Data Start Marker
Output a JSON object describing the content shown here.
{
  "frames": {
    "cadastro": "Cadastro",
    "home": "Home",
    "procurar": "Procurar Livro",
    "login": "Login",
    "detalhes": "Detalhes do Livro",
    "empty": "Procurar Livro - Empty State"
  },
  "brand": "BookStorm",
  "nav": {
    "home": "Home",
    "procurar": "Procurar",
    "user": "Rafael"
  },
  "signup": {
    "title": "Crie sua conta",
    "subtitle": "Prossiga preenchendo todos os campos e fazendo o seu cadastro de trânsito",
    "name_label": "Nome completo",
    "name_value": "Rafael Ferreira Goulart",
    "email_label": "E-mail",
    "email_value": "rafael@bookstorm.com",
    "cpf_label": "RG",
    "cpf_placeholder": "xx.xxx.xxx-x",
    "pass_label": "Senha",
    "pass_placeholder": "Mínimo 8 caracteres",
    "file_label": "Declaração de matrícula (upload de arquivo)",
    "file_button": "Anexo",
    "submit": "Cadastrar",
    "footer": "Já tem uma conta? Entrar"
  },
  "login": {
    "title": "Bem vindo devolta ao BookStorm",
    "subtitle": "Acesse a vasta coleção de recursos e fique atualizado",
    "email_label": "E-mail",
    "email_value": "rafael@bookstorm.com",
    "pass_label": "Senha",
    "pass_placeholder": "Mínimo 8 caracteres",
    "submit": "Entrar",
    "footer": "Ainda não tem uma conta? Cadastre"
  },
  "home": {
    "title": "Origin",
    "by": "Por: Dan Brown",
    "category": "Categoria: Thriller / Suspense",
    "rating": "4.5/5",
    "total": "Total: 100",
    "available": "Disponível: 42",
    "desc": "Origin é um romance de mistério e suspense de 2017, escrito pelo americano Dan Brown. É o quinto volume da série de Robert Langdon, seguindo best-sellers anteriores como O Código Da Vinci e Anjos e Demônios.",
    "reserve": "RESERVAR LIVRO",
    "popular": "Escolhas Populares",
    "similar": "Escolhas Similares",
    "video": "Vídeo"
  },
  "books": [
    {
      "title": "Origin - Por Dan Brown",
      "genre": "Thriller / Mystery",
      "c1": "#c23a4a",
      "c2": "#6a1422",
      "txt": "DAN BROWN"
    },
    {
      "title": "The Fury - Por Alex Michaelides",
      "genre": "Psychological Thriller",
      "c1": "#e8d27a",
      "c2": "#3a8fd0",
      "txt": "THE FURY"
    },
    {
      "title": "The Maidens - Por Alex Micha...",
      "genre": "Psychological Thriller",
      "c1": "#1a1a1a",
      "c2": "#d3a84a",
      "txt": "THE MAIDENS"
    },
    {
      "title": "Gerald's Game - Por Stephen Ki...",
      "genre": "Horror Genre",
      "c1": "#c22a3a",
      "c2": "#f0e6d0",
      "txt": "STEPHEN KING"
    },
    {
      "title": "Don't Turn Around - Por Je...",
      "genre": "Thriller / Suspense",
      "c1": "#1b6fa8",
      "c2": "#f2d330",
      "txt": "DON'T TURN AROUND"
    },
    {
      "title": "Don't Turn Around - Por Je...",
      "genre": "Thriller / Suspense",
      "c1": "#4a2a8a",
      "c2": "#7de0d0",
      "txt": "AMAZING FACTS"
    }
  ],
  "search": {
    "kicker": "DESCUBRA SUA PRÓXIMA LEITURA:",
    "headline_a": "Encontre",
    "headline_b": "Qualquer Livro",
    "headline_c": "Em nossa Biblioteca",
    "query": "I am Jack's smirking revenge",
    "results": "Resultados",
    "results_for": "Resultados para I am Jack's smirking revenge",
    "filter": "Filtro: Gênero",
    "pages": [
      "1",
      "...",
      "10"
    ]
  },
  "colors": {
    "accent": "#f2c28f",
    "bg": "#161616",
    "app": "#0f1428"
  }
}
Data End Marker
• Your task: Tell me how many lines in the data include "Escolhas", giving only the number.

• Task output: 2